That overlooks a few awkward things pointed out by Continental’s lawyers and a dogged investigative reporter for a French TV channel. Like the plane being overloaded with baggage. Like a wheel spacer that, due to an Air France maintenance error, was missing from the left main gear, leaving it skewed. (Air France itself, whose careless maintenance was noted even by French investigators, is bumptiously suing Continental in the trial. Malicious gossips wonder why it’s not a defendant instead.) Like testimony by a number of reliable eyewitnesses, including airport firemen and the veteran captain of Jacques Chirac’s taxiing plane, that the Concorde caught fire several hundred yards before it could have struck the titanium strip.
But the most damning argument against Concorde is its record of near disasters. “French civil aviation authorities should have stopped Concorde service years ago,” argues Olivier Metzner, Continental’s lead lawyer. “They wanted to protect the image of France it projected.” If the Paris disaster was Concorde’s first and only fatal crash, facts emerging in the current trial make clear that many passengers are lucky to be alive today: from 1976 to 2000 they unwittingly survived no fewer than 57 tire-related incidents. Thirty-two blowouts damaged the aircraft’s structure, engines, or hydraulics, and six resulted in penetration of one or more fuel tanks.
The worst, uncannily like the Paris crash, occurred in Washington on June 14, 1979. Air France Flight 054 to Paris blew two tires on its left main gear on takeoff from Dulles airport, hurling rubber and wheel rim debris at the left wing and engines. After a frantic passenger practically forced a crew member to look through his window at a 12-square-foot hole in the wing, the flight crew barely managed a landing at Dulles with Jet A-1 fuel spewing from a dozen holes in fuel tanks, engine damage, severed electrical cables, and loss of two out of three hydraulic systems.

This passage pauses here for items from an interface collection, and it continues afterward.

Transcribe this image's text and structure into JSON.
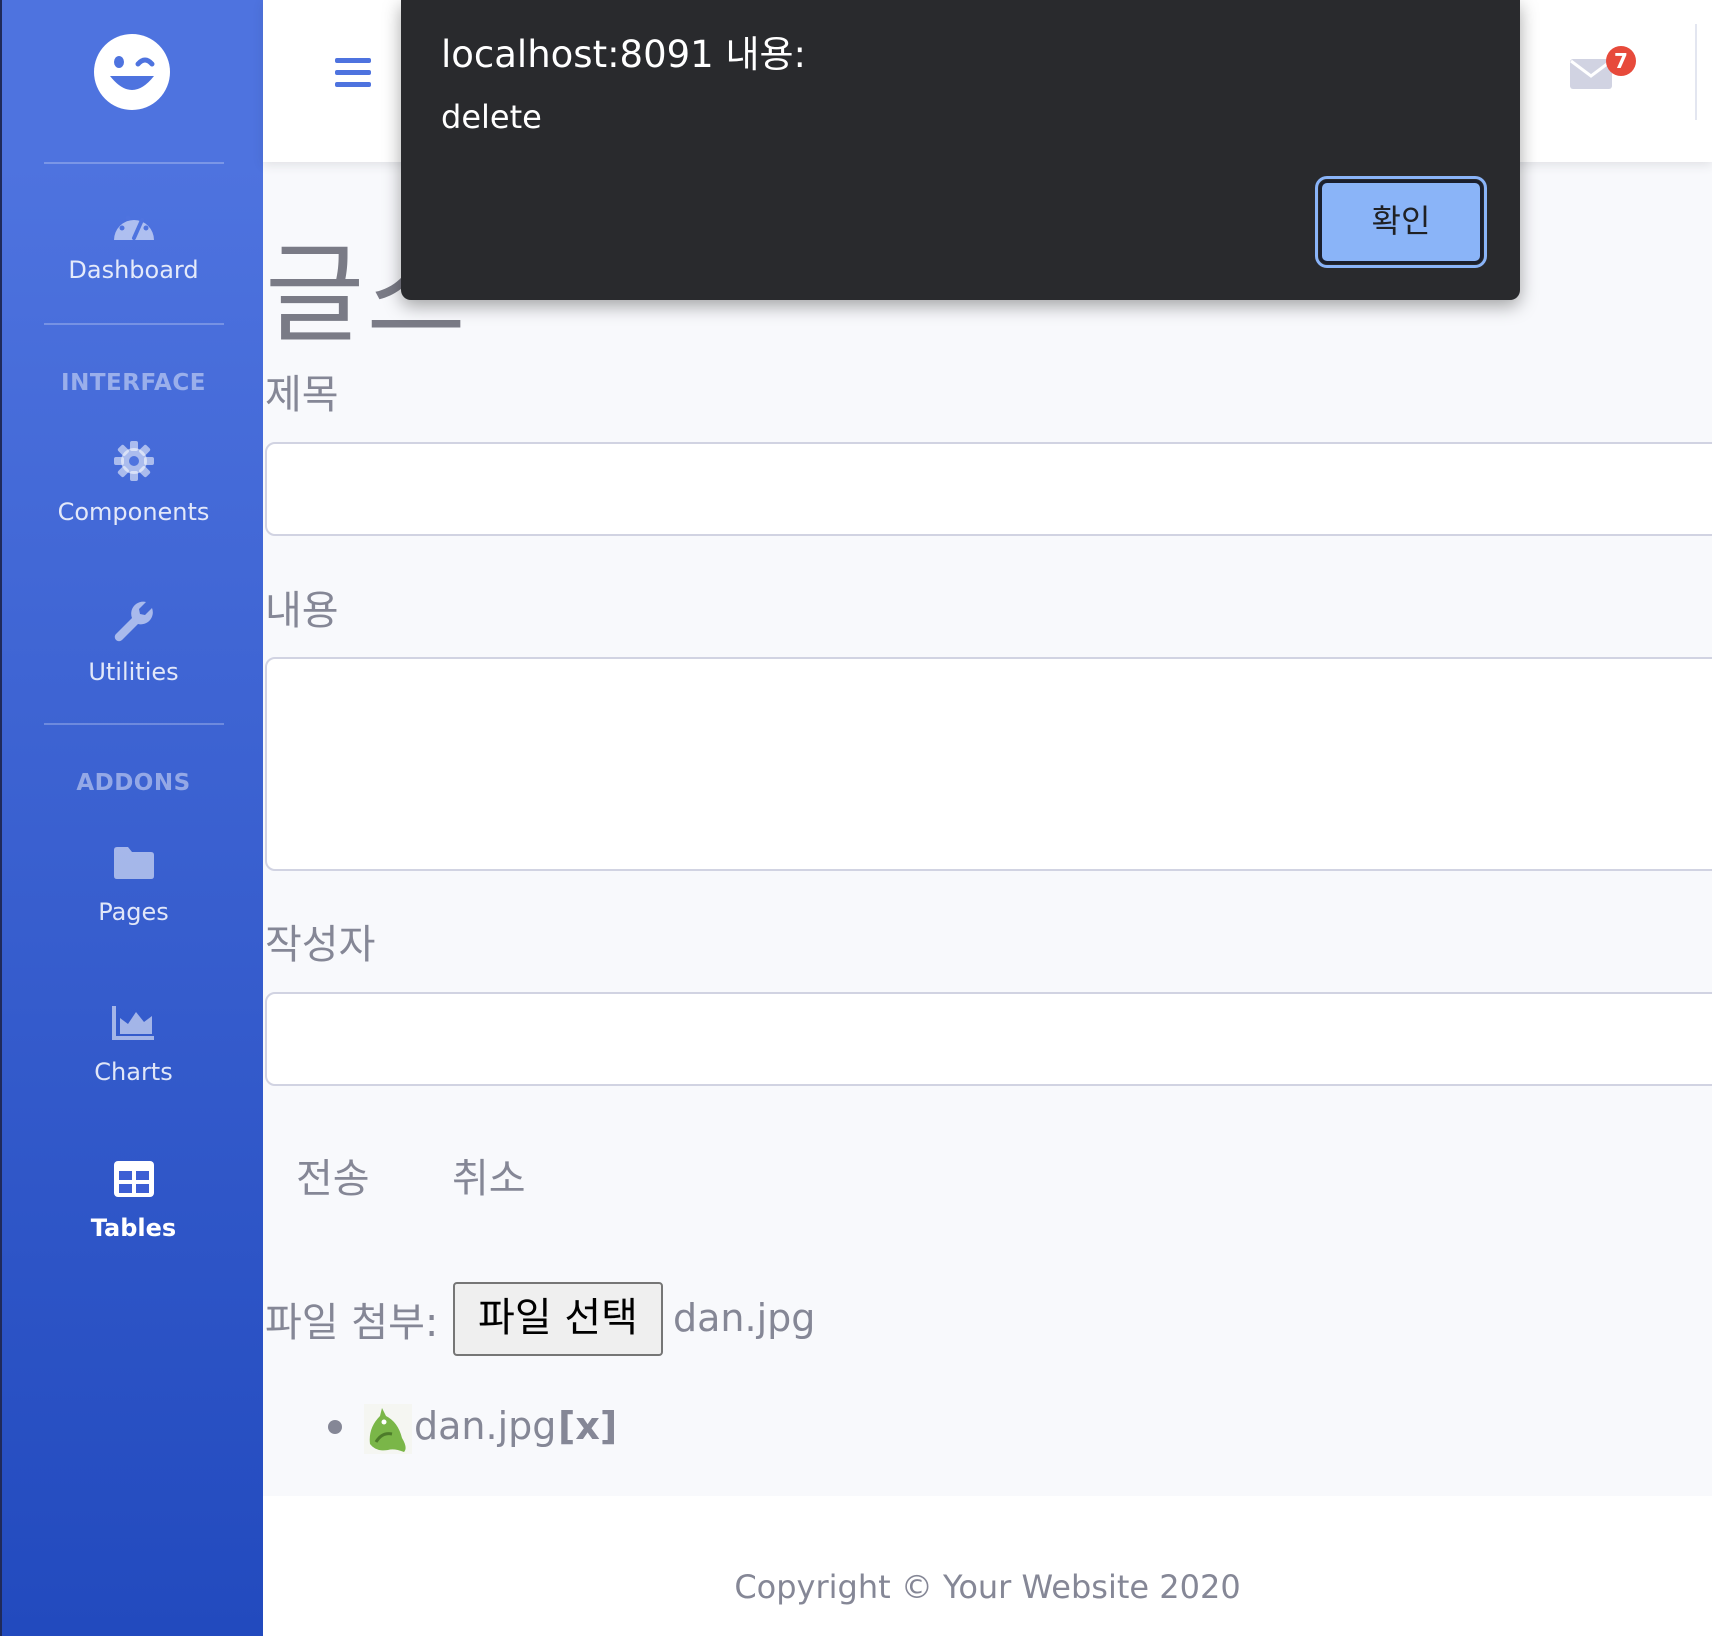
{
  "sidebar": {
    "headings": {
      "interface": "INTERFACE",
      "addons": "ADDONS"
    },
    "items": [
      {
        "label": "Dashboard",
        "icon": "tachometer-icon"
      },
      {
        "label": "Components",
        "icon": "gear-icon"
      },
      {
        "label": "Utilities",
        "icon": "wrench-icon"
      },
      {
        "label": "Pages",
        "icon": "folder-icon"
      },
      {
        "label": "Charts",
        "icon": "area-chart-icon"
      },
      {
        "label": "Tables",
        "icon": "table-icon",
        "active": true
      }
    ]
  },
  "topbar": {
    "messages_badge": "7"
  },
  "form": {
    "title_partial": "글스",
    "labels": {
      "title": "제목",
      "content": "내용",
      "author": "작성자"
    },
    "buttons": {
      "submit": "전송",
      "cancel": "취소"
    },
    "file": {
      "label": "파일 첨부:",
      "choose_button": "파일 선택",
      "chosen_name": "dan.jpg"
    },
    "attachments": [
      {
        "name": "dan.jpg",
        "remove": "[x]"
      }
    ]
  },
  "footer": {
    "text": "Copyright © Your Website 2020"
  },
  "dialog": {
    "title": "localhost:8091 내용:",
    "message": "delete",
    "ok_label": "확인"
  },
  "colors": {
    "sidebar_top": "#4e73df",
    "sidebar_bottom": "#224abe",
    "badge": "#e74a3b",
    "dialog_bg": "#292a2d",
    "dialog_button": "#8ab4f8"
  }
}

The near-catastrophes continued. James B. King, chairman of the National Transportation Safety Board, wrote to his French counterpart on November 9, 1981, expressing his “serious concern” about “the repetitive nature of these incidents.” Besides the tire problems, Concordes occasionally lost parts of their elevators and rudders in flight. In 1998 the Federal Aviation Agency, noting “an unsafe condition” might exist on the Olympus engines that could result in shutdown or fire, ordered special inspections. As the resulting study warned presciently, “A major technical event would probably end Concorde operation.”

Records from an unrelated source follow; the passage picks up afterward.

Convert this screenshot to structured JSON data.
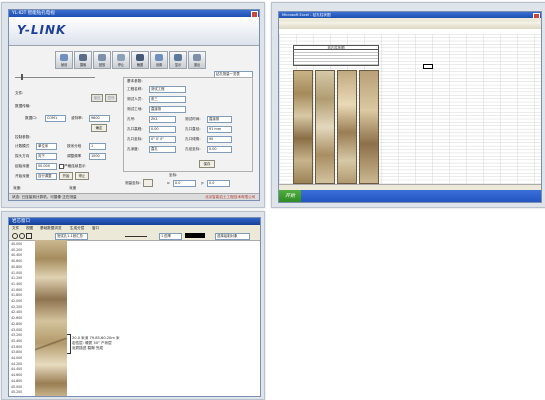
{
  "screen1": {
    "title": "YL-IDT 智能钻孔电视",
    "logo": "Y-LINK",
    "toolbar": [
      "帧设",
      "摄像",
      "回放",
      "停止",
      "截图",
      "设置",
      "显示",
      "退出"
    ],
    "dropdown_right": "钻孔测量一览表",
    "left": {
      "file_label": "文件:",
      "sect1": "数据传输:",
      "speed_label": "数据口:",
      "speed_val": "COM1",
      "baud_label": "波特率:",
      "baud_val": "9600",
      "ok_label": "确定",
      "sect2": "控制参数:",
      "r1a": "计数模式",
      "r1a_val": "单位米",
      "r1b": "按米分段",
      "r1b_val": "1",
      "r2a": "探头方向",
      "r2a_val": "向下",
      "r2b": "调整频率",
      "r2b_val": "1000",
      "r3a": "起始深度",
      "r3a_val": "00.000",
      "r3b": "严格连续显示",
      "r4a": "开始深度",
      "r4a_val": "自行调整",
      "start": "开始",
      "stop": "停止"
    },
    "right": {
      "sect": "基本参数:",
      "fields": [
        {
          "l": "工程名称:",
          "v": "测试工程"
        },
        {
          "l": "测试人员:",
          "v": "张三"
        },
        {
          "l": "测试工地:",
          "v": "直接测"
        },
        {
          "l": "孔号:",
          "v": "ZK1",
          "l2": "测试时间:",
          "v2": "直接测"
        },
        {
          "l": "孔口高程:",
          "v": "0.00",
          "l2": "孔口直径:",
          "v2": "91 mm"
        },
        {
          "l": "孔口坐标:",
          "v": "0° 0' 0\"",
          "l2": "孔口倾角:",
          "v2": "90"
        },
        {
          "l": "孔深度:",
          "v": "直孔",
          "l2": "孔径坐标:",
          "v2": "0.00"
        }
      ],
      "save": "保存",
      "sect3": "坐标:",
      "coord_label": "测量坐标:",
      "x": "0.0",
      "y": "0.0"
    },
    "footer_a": "深度:",
    "footer_b": "深度",
    "status_left": "状态: 已连接到计算机，可摄像·正在测量",
    "status_right": "北京智能岩土工程技术有限公司"
  },
  "screen2": {
    "title": "Microsoft Excel - 钻孔柱状图",
    "sheet_title": "钻孔柱状图",
    "start": "开始"
  },
  "screen3": {
    "title": "岩芯窗口",
    "menu": [
      "文件",
      "视图",
      "基础数据浏览",
      "生成分层",
      "窗口"
    ],
    "page_sel": "测试孔1-1张汇总",
    "line_sel": "1 倍率",
    "palette_sel": "选择绘制对象",
    "depths": [
      "40.000",
      "40.200",
      "40.400",
      "40.600",
      "40.800",
      "41.000",
      "41.200",
      "41.400",
      "41.600",
      "41.800",
      "42.000",
      "42.200",
      "42.400",
      "42.600",
      "42.800",
      "43.000",
      "43.200",
      "43.400",
      "43.600",
      "43.800",
      "44.000",
      "44.200",
      "44.400",
      "44.600",
      "44.800",
      "45.000",
      "45.200"
    ],
    "annot": [
      "20.0 米深 79.85-60.20m 米",
      "岩性层: 硬质 50° 产状层",
      "泥质描述 裂隙 完成"
    ]
  },
  "colors": {
    "titlebar": "#1d4fb3",
    "panel": "#dfe4ea",
    "window": "#ece9d8",
    "excel_start": "#3a8d2c"
  }
}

That event occurred 10 years ago this July. It ended not only the Concorde myth and the lives of more than 100 trusting people, but France’s brief, costly moment of supersonic grandeur.
A man of faith in a godless age is hitting Americans where it hurts.
Mr. and Mrs. American Spectator Reader, let P.J. O’Rourke talk sense to your kids.
In Britain, defending your property can get you life.
The debacle of this president’s administration is both a cause and a symptom of the decline of American values. Unless Congress impeaches him, that decline will go on unchecked. An eminent jurist surveys the damage and assesses the chances for the recovery of our culture.
It won’t take long for conservatives to scratch this presidential wannabe off their 2008 scorecard.
The American Christmas, like the songs that celebrate it, makes room for everybody under the rainbow. Is that why so many people seem to be hostile to it?
Was the President done in by the economy, or by the politics of the economy?
H/T to National Review Online